Roulette has held a special fascination for gamblers of all ages for several centuries. One of the most interesting things about the game is that here in the United States, players are usually confronted with a wheel that has a zero and a double zero. In Europe, where the game first began and held the spot as the favorite gambling game for generations, the wheel only has a single zero, giving the house just a 2.7 percent edge.
Besides learning the basics of roulette, there are a multitude of systems that are often purported to give the player the edge over the game. Nothing could be further from the truth.
During the 1800's, the casinos of Europe, especially those in Monte Carlo and Germany, catered to the upper crust of society who strode the grounds in splendid evening wear. The casinos and the players were glamorous and affluent. They played with finesse and style, and nobody had more style than Joseph Jagger, who broke the bank at Monte Carlo by finding a bias in the wheel.Finding a Roulette System

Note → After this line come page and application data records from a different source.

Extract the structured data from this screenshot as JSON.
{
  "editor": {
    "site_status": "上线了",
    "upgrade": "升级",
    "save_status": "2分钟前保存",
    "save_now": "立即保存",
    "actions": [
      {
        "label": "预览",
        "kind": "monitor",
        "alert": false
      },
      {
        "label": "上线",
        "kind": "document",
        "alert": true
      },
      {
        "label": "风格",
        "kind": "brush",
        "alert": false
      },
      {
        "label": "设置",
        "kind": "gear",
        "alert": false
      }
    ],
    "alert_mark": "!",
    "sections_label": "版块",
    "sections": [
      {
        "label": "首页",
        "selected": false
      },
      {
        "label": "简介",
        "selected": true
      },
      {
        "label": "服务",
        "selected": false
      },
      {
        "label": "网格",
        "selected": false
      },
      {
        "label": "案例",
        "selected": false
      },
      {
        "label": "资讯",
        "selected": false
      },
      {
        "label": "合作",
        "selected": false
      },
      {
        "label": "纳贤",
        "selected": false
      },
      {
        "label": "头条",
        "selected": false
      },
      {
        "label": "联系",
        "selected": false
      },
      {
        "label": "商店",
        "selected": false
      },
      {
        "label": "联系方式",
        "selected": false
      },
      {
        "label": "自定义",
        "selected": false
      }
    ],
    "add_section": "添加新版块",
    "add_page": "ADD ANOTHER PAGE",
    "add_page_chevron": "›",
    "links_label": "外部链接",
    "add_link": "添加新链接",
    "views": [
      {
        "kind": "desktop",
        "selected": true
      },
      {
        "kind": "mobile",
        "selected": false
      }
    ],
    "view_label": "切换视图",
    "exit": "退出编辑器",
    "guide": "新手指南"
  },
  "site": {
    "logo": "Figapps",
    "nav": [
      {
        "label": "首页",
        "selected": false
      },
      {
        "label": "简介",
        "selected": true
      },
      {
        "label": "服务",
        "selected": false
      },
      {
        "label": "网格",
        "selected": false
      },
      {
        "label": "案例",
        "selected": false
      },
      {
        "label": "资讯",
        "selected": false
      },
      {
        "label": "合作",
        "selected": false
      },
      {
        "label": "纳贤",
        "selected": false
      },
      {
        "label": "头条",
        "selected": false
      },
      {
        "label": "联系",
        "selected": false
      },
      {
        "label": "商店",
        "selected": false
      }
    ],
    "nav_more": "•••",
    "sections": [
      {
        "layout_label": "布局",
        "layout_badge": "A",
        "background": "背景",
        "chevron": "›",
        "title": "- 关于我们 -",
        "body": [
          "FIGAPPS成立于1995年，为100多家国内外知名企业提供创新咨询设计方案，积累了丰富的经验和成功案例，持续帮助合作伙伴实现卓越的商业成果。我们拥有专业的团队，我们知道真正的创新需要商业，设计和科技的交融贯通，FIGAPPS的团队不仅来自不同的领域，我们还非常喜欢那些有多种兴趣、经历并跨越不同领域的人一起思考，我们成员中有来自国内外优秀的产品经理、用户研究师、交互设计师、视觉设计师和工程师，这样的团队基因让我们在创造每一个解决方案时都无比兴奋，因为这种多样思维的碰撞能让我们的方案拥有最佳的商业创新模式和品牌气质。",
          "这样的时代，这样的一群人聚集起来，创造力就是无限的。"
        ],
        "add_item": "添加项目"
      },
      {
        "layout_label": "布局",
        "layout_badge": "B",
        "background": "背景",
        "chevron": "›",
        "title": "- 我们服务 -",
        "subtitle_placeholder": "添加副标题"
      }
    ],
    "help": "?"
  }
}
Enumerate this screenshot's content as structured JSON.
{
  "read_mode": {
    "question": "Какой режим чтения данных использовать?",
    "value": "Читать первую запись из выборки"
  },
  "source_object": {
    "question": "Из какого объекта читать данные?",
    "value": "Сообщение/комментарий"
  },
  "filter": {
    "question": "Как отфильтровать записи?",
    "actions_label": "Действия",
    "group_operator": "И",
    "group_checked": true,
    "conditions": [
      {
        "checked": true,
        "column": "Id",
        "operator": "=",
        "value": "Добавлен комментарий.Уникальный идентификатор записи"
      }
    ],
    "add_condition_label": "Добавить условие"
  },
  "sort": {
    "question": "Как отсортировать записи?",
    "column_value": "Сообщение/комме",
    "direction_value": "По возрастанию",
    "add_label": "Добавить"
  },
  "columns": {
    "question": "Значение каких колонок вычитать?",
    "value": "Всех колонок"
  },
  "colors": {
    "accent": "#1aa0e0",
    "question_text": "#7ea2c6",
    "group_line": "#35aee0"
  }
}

You don't really have to show any finesse to play roulette in the US, but it helps if you treat your bankroll with a little respect. Roulette systems have been devised, broken-down, massaged, and miscalculated for years. The way to enjoy roulette is to choose a system you are comfortable with and have fun at the table, not with whether you win or lose. This is good, since a zero and double zero wheel has a house edge of 5.26 percent.
A famous old gambling system is the Martingale. With this system, a player chooses an even-money bet (pays 1 to 1) such as red/black, odd/even, or 1st 18/2nd 18, and makes a wager. If the wager wins, they make a wager for the same amount on another even-money bet. If it loses, they double their wager - doing so on subsequent spins of the wheel until they win, hit the table maximum, or lose their bankroll.
If that sounds fun, give it a try. You'll probably win several times before a streak of numbers hits and wipes you out. This is not a system any true gambler would suggest for anything other than a lark.
If you are looking for a system that is likely to give you fits, but also provides some fun and excitement while producing some winners, you might consider the Labouchere. You can look like a fine system player as you work your way through a series of bets ranging from 1 to 7 (starting with a bet of 7) and crossing off the high and low number on a winning even-money bet, and adding a new higher number on a loss.
This is a fun system that you can use with a starting table bankroll of $100. You can expect several small loses before being successful and crossing off all number and cashing in.Don't Bet Against Yourself
Show that you are a polished player by toking the dealer on occasion. You can tell the dealer that a chip wagered on any spot if for them. If it wins, they collect. Having bets on the numbers is fun for dealers because a hit pays so well, especially if it is a straight-up bet at 35-1.
You can also show how sophisticated you are by not betting against yourself. Don't bet on both sides of a proposition, such as odd and even at the same time. You'll just breakeven most of the time - except when green comes up, then you'll lose both bets. That probably sounds obvious, but many players like to bet on two bets such as 1-12 as well as 2nd 18. You're covering most of the table but the odds are working against you. You, are working against you. Make sure your bets can both win, such as 1-2 and the second column. It's harder to hit both, but at least it can be done.Consider Conservatism
Gambling often brings out the worst in our emotions, and our senses. Players like instant gratification, so betting on several numbers is common. However, some players just can't wait to hit a winner and they make too many bets on numbers. Betting three or four numbers makes sense, betting twenty numbers at a time does not. Remember that the house edge is always the same, so you are taking a hit on every wager you make. Bet 20 numbers and you get whacked 20 times.
Another way of look at the multiple bet situation is to consider that on a table where you have $1 chips, in the long-run, every time you bet a chip it cost you a nickle (actually 5.4 cents, but why quibble). If you bet on 20 numbers, it costs you $1.08 per spin. And, since there are plenty of numbers you didn't cover, your chance of losing quickly is much higher.
The Europeans had it figured out long ago. Roulette is meant to be played at a leisurely pace. Give yourself a chance to enjoy it.